The sonic landscape outside my bedroom window at the YWAM base on Ellis Street presents new and mystifying surprises with each passing day. The rattle of the garbage trucks at 10pm and ever-present gospel music sessions played at ear-splitting volume can be tolerated, and even welcomed after a time.
In the end, it is the loud, profanity-saturated arguments, wild, confused ramblings, and raw, escalating threats that often leave me wondering whether God could possibly be at work in this place.
On the street, there are no doors to hide behind. The unruliness found under my bedroom window presents the image of the human heart clearing out the darkest corners of its basement and holding an altogether unsavory rummage sale.
Thus, after volunteering in the Tenderloin for a year now, I have come to realize something: while brokenness thrashes and wails, love is much quieter, more easily missed—and yet its power speaks and invites us to hear.
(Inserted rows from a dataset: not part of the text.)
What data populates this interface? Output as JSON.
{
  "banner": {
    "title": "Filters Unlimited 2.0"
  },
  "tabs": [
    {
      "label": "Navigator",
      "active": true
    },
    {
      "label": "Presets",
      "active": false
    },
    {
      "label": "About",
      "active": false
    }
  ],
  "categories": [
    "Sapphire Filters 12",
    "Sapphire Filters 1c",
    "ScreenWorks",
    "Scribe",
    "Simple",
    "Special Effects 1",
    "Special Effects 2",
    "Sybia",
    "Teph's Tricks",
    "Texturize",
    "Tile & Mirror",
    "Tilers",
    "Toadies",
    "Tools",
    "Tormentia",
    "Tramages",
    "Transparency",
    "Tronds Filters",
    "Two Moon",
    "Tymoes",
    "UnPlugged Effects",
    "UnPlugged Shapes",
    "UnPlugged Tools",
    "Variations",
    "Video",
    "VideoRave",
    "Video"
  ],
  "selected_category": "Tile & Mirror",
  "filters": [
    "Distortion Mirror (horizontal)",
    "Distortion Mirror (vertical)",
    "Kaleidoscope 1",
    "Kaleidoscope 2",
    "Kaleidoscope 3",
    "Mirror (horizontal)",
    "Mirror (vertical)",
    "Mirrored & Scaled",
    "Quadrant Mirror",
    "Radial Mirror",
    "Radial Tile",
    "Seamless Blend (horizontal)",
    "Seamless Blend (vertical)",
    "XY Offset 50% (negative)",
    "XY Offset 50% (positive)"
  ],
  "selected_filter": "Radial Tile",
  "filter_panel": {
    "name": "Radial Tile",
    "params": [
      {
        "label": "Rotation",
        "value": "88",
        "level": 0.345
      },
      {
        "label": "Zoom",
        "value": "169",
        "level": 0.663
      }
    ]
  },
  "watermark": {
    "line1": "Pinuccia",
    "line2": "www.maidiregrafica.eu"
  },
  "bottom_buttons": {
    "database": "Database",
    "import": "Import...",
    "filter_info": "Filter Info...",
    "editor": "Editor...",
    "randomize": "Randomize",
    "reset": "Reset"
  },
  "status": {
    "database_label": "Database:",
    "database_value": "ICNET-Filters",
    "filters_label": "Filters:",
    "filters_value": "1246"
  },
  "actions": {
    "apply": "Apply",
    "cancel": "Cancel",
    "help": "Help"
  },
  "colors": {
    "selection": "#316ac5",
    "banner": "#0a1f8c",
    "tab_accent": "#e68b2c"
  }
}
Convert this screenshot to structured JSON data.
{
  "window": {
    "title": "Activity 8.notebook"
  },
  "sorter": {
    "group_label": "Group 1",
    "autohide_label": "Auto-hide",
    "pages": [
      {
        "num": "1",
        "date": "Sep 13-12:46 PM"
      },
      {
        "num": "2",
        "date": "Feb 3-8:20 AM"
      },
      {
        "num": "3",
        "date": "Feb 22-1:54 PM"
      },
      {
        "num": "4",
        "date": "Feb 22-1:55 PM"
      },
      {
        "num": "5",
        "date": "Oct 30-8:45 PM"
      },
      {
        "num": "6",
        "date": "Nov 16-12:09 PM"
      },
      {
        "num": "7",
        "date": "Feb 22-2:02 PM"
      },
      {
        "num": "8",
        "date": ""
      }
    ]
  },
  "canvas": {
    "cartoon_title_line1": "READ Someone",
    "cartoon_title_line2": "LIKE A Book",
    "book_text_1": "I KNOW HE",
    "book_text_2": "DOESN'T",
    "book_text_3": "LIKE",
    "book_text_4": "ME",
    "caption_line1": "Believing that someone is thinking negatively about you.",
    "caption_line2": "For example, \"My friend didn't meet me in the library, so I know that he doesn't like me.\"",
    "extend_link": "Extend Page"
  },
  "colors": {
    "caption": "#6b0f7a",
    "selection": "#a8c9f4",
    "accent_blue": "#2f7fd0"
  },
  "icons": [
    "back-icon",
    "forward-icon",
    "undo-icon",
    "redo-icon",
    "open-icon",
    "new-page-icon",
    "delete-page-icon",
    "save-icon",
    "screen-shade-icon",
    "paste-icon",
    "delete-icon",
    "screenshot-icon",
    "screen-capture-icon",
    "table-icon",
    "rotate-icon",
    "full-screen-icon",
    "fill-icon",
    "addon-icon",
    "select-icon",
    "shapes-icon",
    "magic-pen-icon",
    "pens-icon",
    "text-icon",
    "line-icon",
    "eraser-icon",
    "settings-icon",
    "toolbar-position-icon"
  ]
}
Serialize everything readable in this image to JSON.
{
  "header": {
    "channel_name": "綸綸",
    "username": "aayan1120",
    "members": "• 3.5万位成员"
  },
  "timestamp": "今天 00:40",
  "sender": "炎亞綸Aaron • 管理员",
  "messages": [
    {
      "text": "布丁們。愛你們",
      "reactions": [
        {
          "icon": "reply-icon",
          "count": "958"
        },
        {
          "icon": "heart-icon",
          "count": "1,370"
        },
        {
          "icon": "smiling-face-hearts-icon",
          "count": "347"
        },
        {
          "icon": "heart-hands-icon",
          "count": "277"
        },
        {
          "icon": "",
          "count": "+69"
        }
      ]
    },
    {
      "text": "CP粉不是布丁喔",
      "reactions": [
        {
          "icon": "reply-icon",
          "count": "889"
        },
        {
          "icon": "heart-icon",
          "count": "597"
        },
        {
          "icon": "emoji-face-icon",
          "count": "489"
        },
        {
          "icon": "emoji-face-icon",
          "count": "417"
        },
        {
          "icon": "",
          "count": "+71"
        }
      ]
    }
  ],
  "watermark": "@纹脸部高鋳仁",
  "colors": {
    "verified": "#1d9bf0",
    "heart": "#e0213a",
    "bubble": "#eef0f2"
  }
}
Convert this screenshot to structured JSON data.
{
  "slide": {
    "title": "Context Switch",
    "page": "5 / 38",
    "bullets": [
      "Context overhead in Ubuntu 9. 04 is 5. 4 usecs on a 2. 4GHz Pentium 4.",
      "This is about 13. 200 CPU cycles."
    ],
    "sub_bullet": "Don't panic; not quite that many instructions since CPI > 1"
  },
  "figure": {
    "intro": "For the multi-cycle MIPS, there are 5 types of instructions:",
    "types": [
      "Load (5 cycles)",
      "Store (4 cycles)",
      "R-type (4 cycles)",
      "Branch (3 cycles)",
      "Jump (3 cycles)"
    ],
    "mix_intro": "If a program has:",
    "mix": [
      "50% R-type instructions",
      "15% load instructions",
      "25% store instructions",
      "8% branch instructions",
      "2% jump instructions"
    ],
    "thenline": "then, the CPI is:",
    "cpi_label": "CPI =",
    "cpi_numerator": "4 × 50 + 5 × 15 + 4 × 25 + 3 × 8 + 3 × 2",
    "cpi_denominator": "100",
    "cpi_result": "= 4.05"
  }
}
This is a paradox: God’s love seems so quiet while the world’s brokenness is so loud in comparison. But Jesus said in John 18, “My kingdom is not of this world. If my kingdom were of this world, my servants would have been fighting, that I might not be delivered over to the Jews. But my kingdom is not from the world.”
Jesus’s kingdom on Ellis, Eddy, Turk, and their cross-streets requires that gentleness confront violence, forgiveness replace condemnation, and mercy overcome judgment—all through dependence on him.
The contrast of the quiet of love and the noise of pain is real on Monday at Nail Day. Women long for community and to be known by name. They enter the door, find a seat at the grey fold-out tables with sticky brownies and hot coffee in hand. The art table erupts in laughter. One woman gives up her favorite nail polish to another. Someone else speaks a compliment to a near-stranger.
This is Jesus; these are the hushed tones through which his love overcomes.